I’m now a professor myself. My number-one goal is to challenge my students academically and inculcate critical-thinking skills. Students certainly don’t always understand or appreciate this. I myself, at 18-22, didn’t necessarily understand anything about the world beyond my family’s ideas. I believe I’m sowing seeds in their minds and encouraging them to think critically. I remember a professor in Women’s Studies, for whom I was a teaching assistant at the time, saying the most important thing we could possibly pass on was not feminism but critical thinking. I 100% agree.
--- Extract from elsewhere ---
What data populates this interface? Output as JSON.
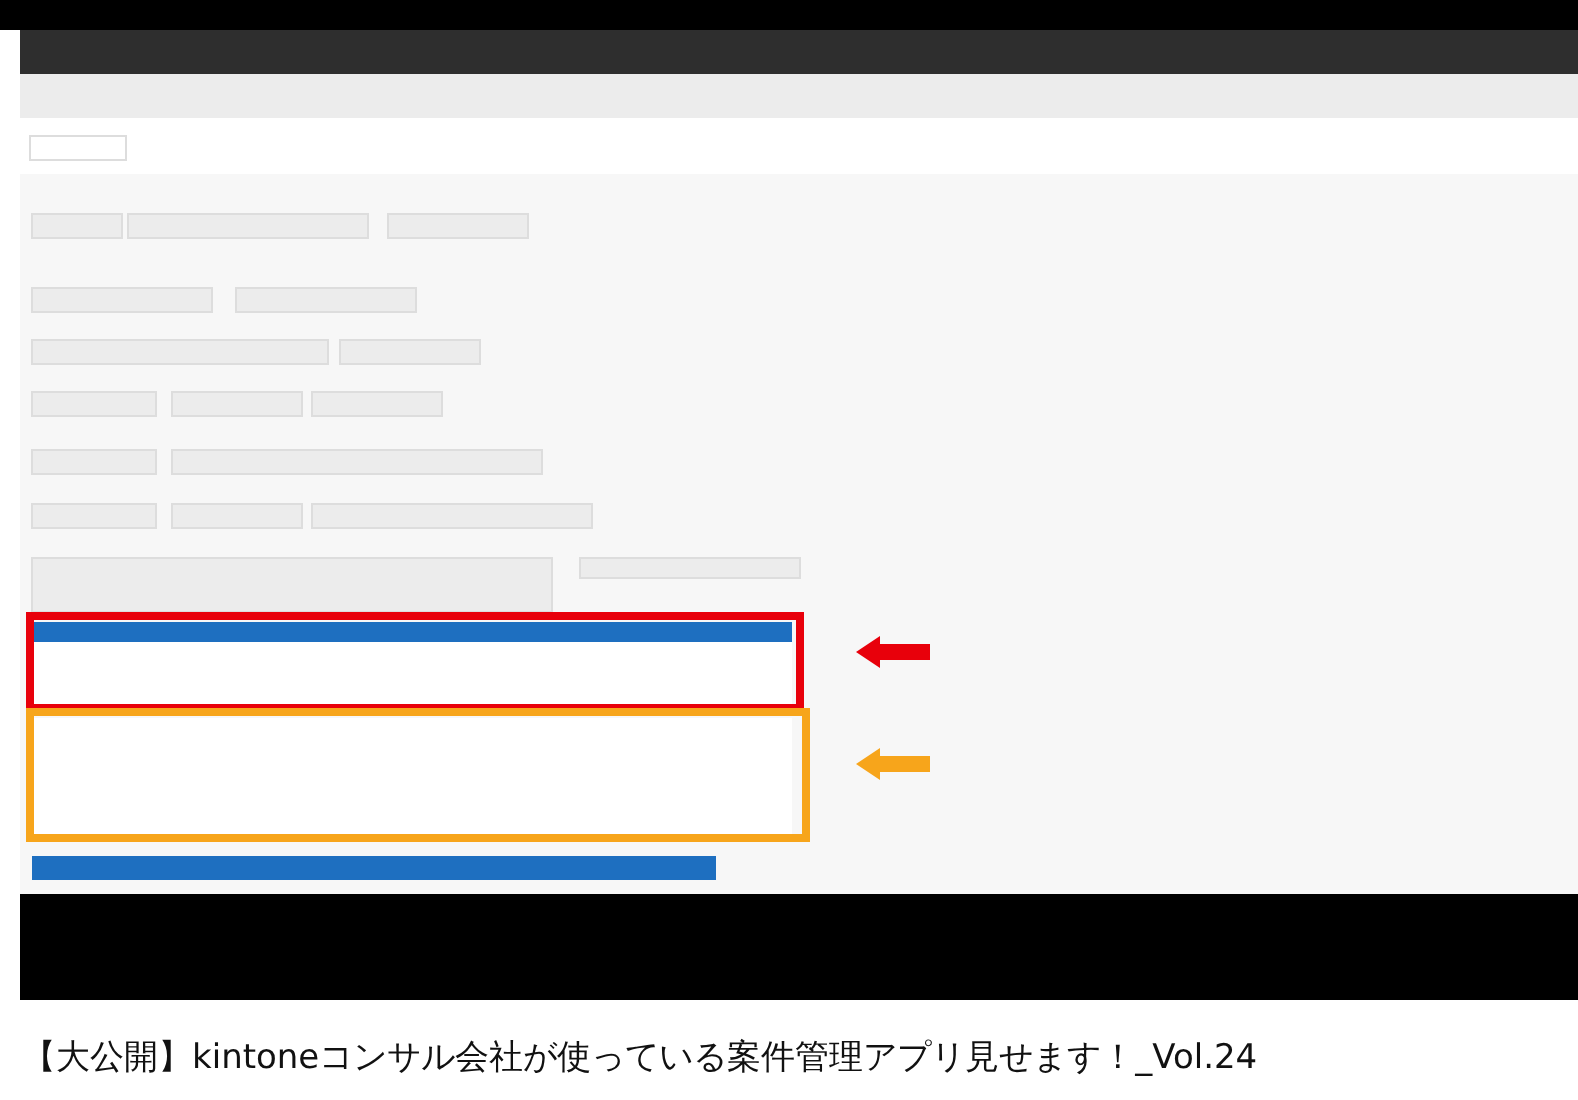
{
  "video_title": "【大公開】kintoneコンサル会社が使っている案件管理アプリ見せます！_Vol.24"
}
I can not praise a fugitive and cloistered virtue, unexercised and unbreathed, that never sallies out and sees her adversary, but slinks out of the race, where that immortal garland is to be run for, not without dust and heat. Assuredly we bring not innocence into the world, we bring impurity much rather: that which purifies us is trial, and trial is by what is contrary. That virtue therefore which is but a youngling in the contemplation of evil, and knows not the utmost that vice promises to her followers, and rejects it, is but a blank virtue, not a pure; her whiteness is but an excremental whiteness; which was the reason why our sage and serious poet Spenser, whom I dare be known to think a better teacher than Scotus or Aquinas, describing true temperance under the person of Guion, brings him in with his palmer through the cave of Mammon, and the bower of earthly bliss that he might see and know, and yet abstain. Since therefore the knowledge and survey of vice is in this world so necessary to the constituting of human virtue, and the scanning of error to the confirmation of truth, how can we more safely, and with less danger scout into the regions of sin and falsity than by reading all manner of tracts, and hearing all manner of reason? And this is the benefit which may be had of books promiscuously read.